There are two problems with COBRA though. First, you're only allowed to use it for 18 months, after which you'll still need to come up with a new plan. Second, COBRA is expensive. Remember, the amount you pay into COBRA probably won't be the same as the amount you paid for insurance while you were employed, because there's a good chance your employer picked up a big chunk, if not most, of the tab. A completely new health plan might also be more costly than anticipated, especially if you're used to employer-subsidized insurance. But unless you wait until you're old enough for Medicare, you'll need to pony up for health coverage, whatever the cost.

3. You'll have a longer retirement to fund

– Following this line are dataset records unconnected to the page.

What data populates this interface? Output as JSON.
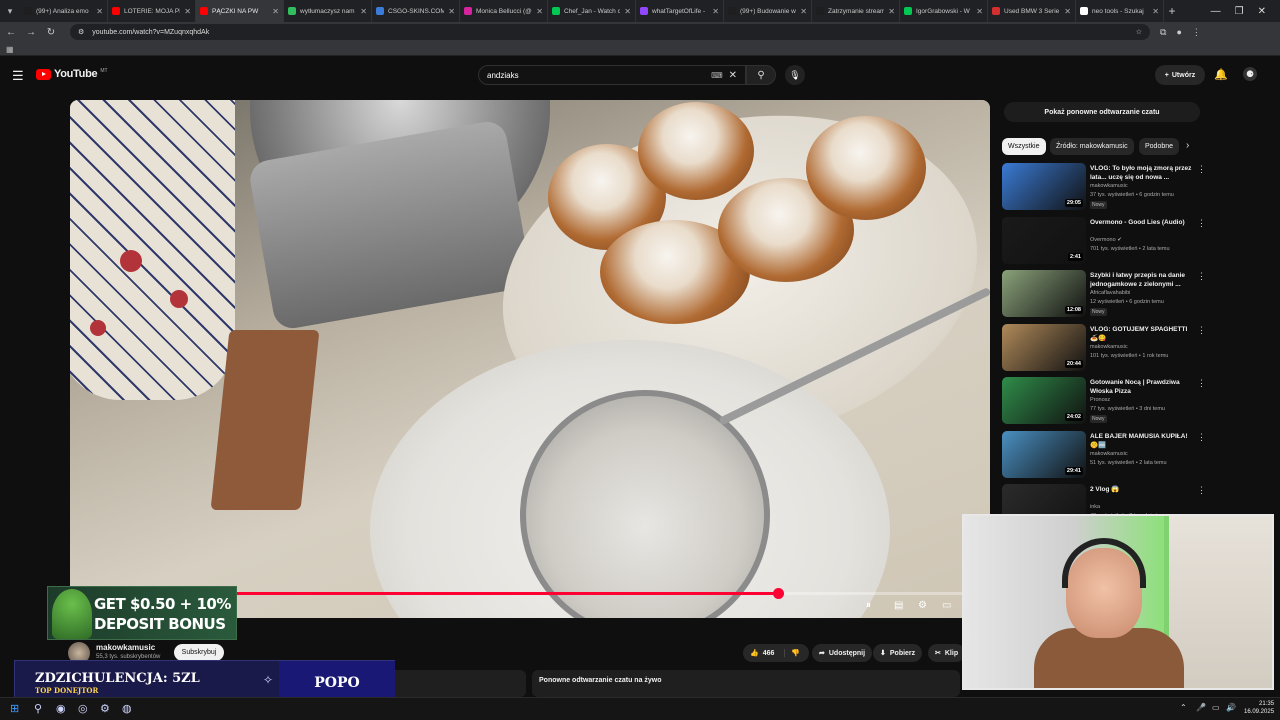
{
  "browser": {
    "tabs": [
      {
        "title": "(99+) Analiza emo",
        "color": "#1e1e1e"
      },
      {
        "title": "LOTERIE: MOJA PER",
        "color": "#ff0000"
      },
      {
        "title": "PĄCZKI NA PW",
        "color": "#ff0000"
      },
      {
        "title": "wytłumaczysz nam",
        "color": "#2fbf5f"
      },
      {
        "title": "CSGO-SKINS.COM",
        "color": "#3b7bd9"
      },
      {
        "title": "Monica Bellucci (@",
        "color": "#d6249f"
      },
      {
        "title": "Chef_Jan - Watch c",
        "color": "#00c853"
      },
      {
        "title": "whatTargetOfLife -",
        "color": "#9146ff"
      },
      {
        "title": "(99+) Budowanie wi",
        "color": "#1e1e1e"
      },
      {
        "title": "Zatrzymanie stream",
        "color": "#1e1e1e"
      },
      {
        "title": "IgorGrabowski - W",
        "color": "#00c853"
      },
      {
        "title": "Used BMW 3 Serie",
        "color": "#d32f2f"
      },
      {
        "title": "neo tools - Szukaj",
        "color": "#ffffff"
      }
    ],
    "active_tab_index": 2,
    "url": "youtube.com/watch?v=MZuqnxqhdAk"
  },
  "header": {
    "logo_text": "YouTube",
    "logo_country": "MT",
    "search_value": "andziaks",
    "create_label": "Utwórz"
  },
  "player": {
    "progress": 0.777,
    "ad_line1": "GET $0.50 + 10%",
    "ad_line2": "DEPOSIT BONUS"
  },
  "channel": {
    "name": "makowkamusic",
    "subscribers": "55,3 tys. subskrybentów",
    "subscribe_label": "Subskrybuj",
    "likes": "466",
    "share_label": "Udostępnij",
    "download_label": "Pobierz",
    "clip_label": "Klip"
  },
  "donation": {
    "main": "ZDZICHULENCJA: 5ZL",
    "sub": "TOP DONEJTOR",
    "right": "POPO"
  },
  "chat": {
    "replay_label": "Pokaż ponowne odtwarzanie czatu",
    "replay_section_label": "Ponowne odtwarzanie czatu na żywo"
  },
  "chips": [
    "Wszystkie",
    "Źródło: makowkamusic",
    "Podobne"
  ],
  "related": [
    {
      "title": "VLOG: To było moją zmorą przez lata... uczę się od nowa ...",
      "channel": "makowkamusic",
      "meta": "37 tys. wyświetleń • 6 godzin temu",
      "badge": "Nowy",
      "duration": "29:05",
      "thumb": "#3a7bd5"
    },
    {
      "title": "Overmono - Good Lies (Audio)",
      "channel": "Overmono ✔",
      "meta": "701 tys. wyświetleń • 2 lata temu",
      "badge": "",
      "duration": "2:41",
      "thumb": "#1a1a1a"
    },
    {
      "title": "Szybki i łatwy przepis na danie jednogamkowe z zielonymi ...",
      "channel": "Africaflavahabibi",
      "meta": "12 wyświetleń • 6 godzin temu",
      "badge": "Nowy",
      "duration": "12:08",
      "thumb": "#8aa27a"
    },
    {
      "title": "VLOG: GOTUJEMY SPAGHETTI 🍝😋",
      "channel": "makowkamusic",
      "meta": "101 tys. wyświetleń • 1 rok temu",
      "badge": "",
      "duration": "20:44",
      "thumb": "#b08a5a"
    },
    {
      "title": "Gotowanie Nocą | Prawdziwa Włoska Pizza",
      "channel": "Pronosz",
      "meta": "77 tys. wyświetleń • 3 dni temu",
      "badge": "Nowy",
      "duration": "24:02",
      "thumb": "#2f8d4a"
    },
    {
      "title": "ALE BAJER MAMUSIA KUPIŁA!🤫🆒",
      "channel": "makowkamusic",
      "meta": "51 tys. wyświetleń • 2 lata temu",
      "badge": "",
      "duration": "29:41",
      "thumb": "#4a90c2"
    },
    {
      "title": "2 Vlog 😱",
      "channel": "inka",
      "meta": "48 wyświetleń • 3 tygodnie temu",
      "badge": "",
      "duration": "",
      "thumb": "#2b2b2b"
    }
  ],
  "taskbar": {
    "time": "21:35",
    "date": "16.09.2025"
  }
}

Americans are living longer these days. The Social Security Administration estimates that the average male 65-year-old today will live until age 84.3, while the average female 65-year-old will live until age 86.6. Now since these are just averages, it's fair to assume that some of today's 65-year-olds may not make it to 84 or 86. But on the other side of the coin, it also means that plenty of today's 65-year-olds will live well past their mid-80s. And if you're one of them, you've got a pretty long retirement ahead of you. Or, to put it another way, that's a whole lot of non-working years during which you'll need money, and you can't count on Social Security alone.

Contrary to what so many people are led to believe, Social Security was never designed to serve as retirees' sole source of income, yet as many as 25% of beneficiaries 65 and older don't have any other money coming in aside from those monthly benefit checks. It's for this reason, among others, that so many seniors struggle to stay afloat financially in retirement. Unless you've saved independently for retirement, and saved well, leaving the workforce at 62 means increasing your chances of running out of money at a time when you're physically and financially vulnerable.

Of course, there are benefits to retiring at 62 -- namely, the ability to relish your free time while you're still relatively young and healthy. And if you've saved adequately, there's no reason not to call it quits once 62 rolls around. But unless you have a sizable nest egg, leaving the workforce a few years early could put you in a pretty bad financial spot down the line. And that's not the kind of retirement you want.